- **App and web page records**
= = = = = = =

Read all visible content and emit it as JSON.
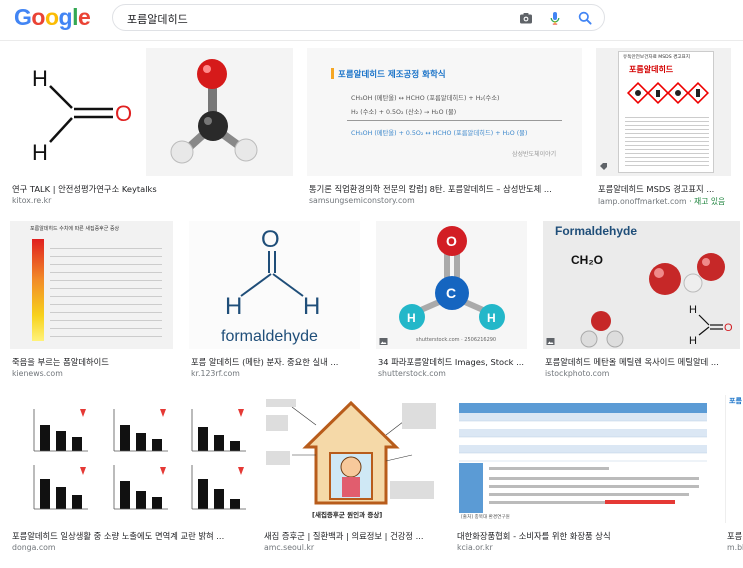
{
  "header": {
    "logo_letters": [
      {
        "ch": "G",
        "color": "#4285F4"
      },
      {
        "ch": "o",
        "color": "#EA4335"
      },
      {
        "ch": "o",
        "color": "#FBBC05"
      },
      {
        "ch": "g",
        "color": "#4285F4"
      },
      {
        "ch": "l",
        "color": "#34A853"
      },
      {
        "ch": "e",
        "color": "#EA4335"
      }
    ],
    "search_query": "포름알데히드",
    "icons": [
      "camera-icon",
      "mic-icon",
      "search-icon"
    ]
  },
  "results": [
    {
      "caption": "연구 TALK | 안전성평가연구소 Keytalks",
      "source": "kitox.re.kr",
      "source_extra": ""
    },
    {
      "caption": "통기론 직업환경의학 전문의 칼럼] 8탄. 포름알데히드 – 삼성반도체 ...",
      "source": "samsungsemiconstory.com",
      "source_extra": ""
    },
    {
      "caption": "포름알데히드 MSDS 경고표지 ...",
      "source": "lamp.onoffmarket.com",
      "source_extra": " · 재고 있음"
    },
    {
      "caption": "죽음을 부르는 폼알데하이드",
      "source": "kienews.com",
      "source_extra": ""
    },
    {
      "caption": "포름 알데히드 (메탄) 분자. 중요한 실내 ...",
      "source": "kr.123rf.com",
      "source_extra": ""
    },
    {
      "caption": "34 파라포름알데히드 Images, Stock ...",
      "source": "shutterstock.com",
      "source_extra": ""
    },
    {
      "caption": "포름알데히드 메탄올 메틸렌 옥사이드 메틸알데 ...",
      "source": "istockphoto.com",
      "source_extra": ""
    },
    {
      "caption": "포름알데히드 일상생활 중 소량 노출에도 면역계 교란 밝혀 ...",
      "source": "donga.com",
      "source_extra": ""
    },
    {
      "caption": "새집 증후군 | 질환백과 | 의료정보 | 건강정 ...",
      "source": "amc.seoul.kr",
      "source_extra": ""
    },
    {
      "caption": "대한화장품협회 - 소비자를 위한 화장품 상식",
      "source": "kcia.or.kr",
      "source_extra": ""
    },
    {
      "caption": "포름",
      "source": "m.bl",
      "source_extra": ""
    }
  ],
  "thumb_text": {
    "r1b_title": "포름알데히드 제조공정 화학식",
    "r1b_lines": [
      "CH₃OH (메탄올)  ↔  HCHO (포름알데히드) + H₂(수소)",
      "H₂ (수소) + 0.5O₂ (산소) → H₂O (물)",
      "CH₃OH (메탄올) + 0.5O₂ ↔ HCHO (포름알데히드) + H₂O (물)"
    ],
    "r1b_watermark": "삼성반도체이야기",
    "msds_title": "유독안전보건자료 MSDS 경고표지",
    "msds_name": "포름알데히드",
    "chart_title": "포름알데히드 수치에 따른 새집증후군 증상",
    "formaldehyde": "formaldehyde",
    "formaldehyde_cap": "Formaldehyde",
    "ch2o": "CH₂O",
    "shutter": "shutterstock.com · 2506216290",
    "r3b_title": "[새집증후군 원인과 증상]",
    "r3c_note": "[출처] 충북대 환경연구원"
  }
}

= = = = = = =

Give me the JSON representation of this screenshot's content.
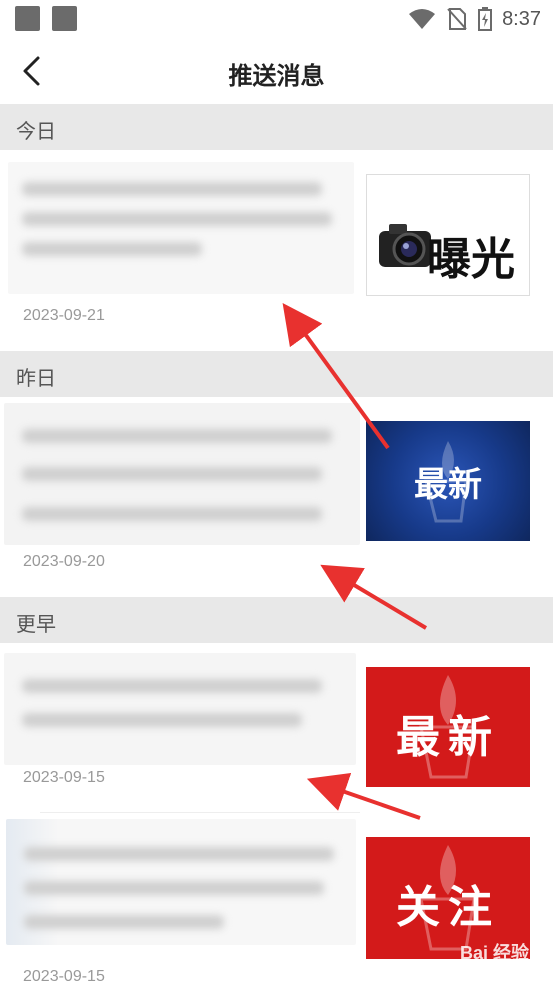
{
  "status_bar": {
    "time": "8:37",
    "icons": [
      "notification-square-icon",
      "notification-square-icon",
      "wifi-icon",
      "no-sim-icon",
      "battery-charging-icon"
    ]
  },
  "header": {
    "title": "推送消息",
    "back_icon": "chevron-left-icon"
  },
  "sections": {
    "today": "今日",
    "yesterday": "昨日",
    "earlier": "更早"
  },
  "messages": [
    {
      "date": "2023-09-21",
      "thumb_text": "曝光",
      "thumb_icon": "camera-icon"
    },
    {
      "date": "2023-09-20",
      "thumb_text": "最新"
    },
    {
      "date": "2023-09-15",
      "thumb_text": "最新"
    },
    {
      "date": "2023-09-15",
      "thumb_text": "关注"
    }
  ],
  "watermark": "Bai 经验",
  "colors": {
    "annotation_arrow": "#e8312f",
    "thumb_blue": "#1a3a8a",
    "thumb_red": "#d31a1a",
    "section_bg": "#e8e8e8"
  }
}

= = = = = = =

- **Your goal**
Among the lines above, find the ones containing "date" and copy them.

- **Solution to this problem**
      "date": "2023-09-21",
      "date": "2023-09-20",
      "date": "2023-09-15",
      "date": "2023-09-15",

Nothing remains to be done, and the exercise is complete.